You’re an avid do-it-yourself-er. You live and die for DIY, but up until this point everything you’ve done has been on a small scale. You made your own wedding invitations, and you sew your own tote bags, but when it comes to heavy-duty home stuff, you’re usually ready to call a professional.
A Beginner’s Guide to Tiling a Floor
Not anymore. Doing house projects on a home that you own is a point of pride. It’s a real accomplishment to be able to say that you completed a home renovation project. So what better task than installing your own tile flooring?
It’s going to look great, and it’s going to impress your friends, your family, and anyone who follows you on Instagram. Here is a beginner’s guide on how to tile a floor.
Pick Your Tile
Choosing your tile is the fun part. There are so many designs, colors, and finishes to choose from that you are sure to easily find something to fit your décor. The tricky part is deciding what kind of tile you want to put down.
Vinyl tile flooring is durable, easy to clean, and easy to install. Many brands are available with peel and stick tiles. It is comfortable under your feet, but it is prone to punctures and divots. A laminate floor is virtually impenetrable, and it can be installed using a click and lock system.
Ceramic tile flooring is durable, beautiful, fade resistant, and easy to clean. It’s more complicated to install, and it is susceptible to cracks, but it can otherwise pretty much last forever.
Make Your Plan
Whatever type of tile flooring you choose, the planning stage is the most important. Laying a tile floor isn’t incredibly difficult, but it does require a lot of planning. You have to sketch things out. You have to have straight lines. You might even have to do a little math.
The biggest part of planning out your floor is creating straight lines that you can use as guides. If your tiles aren’t laid out perfectly straight then the floor won’t look right, and you’ll have lots of trouble when you come to walls and corners.
Find the Center of the Room
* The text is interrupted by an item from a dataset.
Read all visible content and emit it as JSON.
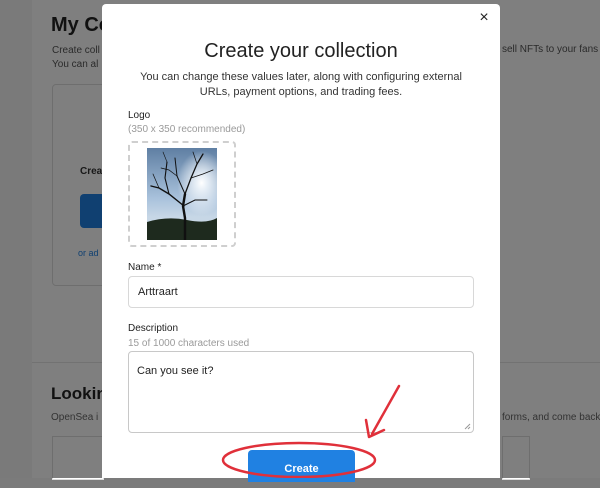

To begin laying your tile you need to start in the exact center of your room, which means you need to know where the exact center is. To do that you measure the length of the room, divide it in half, and create a mark. Then you measure the width of the room, divide it in half, and create another mark.
Then using a straight edge, like the flat side of a level, draw lines connecting the two marks. You will be left with a perfect plus sign that indicates exactly where the four center tiles go.
Gather Your Tools
The type of tile you are laying will determine the type of tools that you will need to help you. Ceramic tiles are the most intensive, and the list of supplies is fairly lengthy. Besides grout and a thin-set mortar you will need tile spacers, a mixing bucket, a trowel, a drill to mix the mortar, rubber gloves, and of course, knee pads.
Test the Mortar Consistency
Once you have all your supplies, and you’ve laid out your plan, it’s time to get started. If you’re using tile that is peel and stick then the hardest part is behind you. All you have to do now is follow your grid.
If you are laying ceramic tile you need to follow the instructions on the thin-set mortar to mix it properly. You’ll need to test the consistency of your mortar by applying a generous amount of it to the floor with your trowel. You then press your first tile into the mortar and slide it back into the combed ridges of the mortar. Lift the tile up, and ensure that it is covered with mortar. If it is, then you are good to being laying the rest of the tiles.
Begin Laying the Tile Flooring
You will spread more mortar down as you go, and put tile spacers around each tile that you lay. If you put down too wide a path of mortar, or move too slowly, the mortar will dry too quickly. Make sure that each tile that you lay, you press firmly into the mortar.
Then move methodically down the line until you reach a space that it too small for a full tile. Continue row by row until the only spaces you have left are for tiles that need cut. Then it’s time to do a lot of measuring, and a lot of cutting before you can complete laying the floor.
When all your tile is laid, it’s time to grout it. You’ll need to remove all the tile spacers, prepare your grout, and then spread the grout in wide swaths across the floor, section by section. Using your trowel, scrape the excess grout off the tiles, careful to stay on the surface of the tile, and then take a wet sponge to clean the tile before the grout sets.
A Great Foundation For Laying a Tile Floor
Whew. Laying tile flooring can be pretty labor intensive, but at least you know the basics. Because it is such an undertaking, it’s a good idea to read articles and watch plenty of videos to get you prepared. This one from Home Depot is great for furthering reading.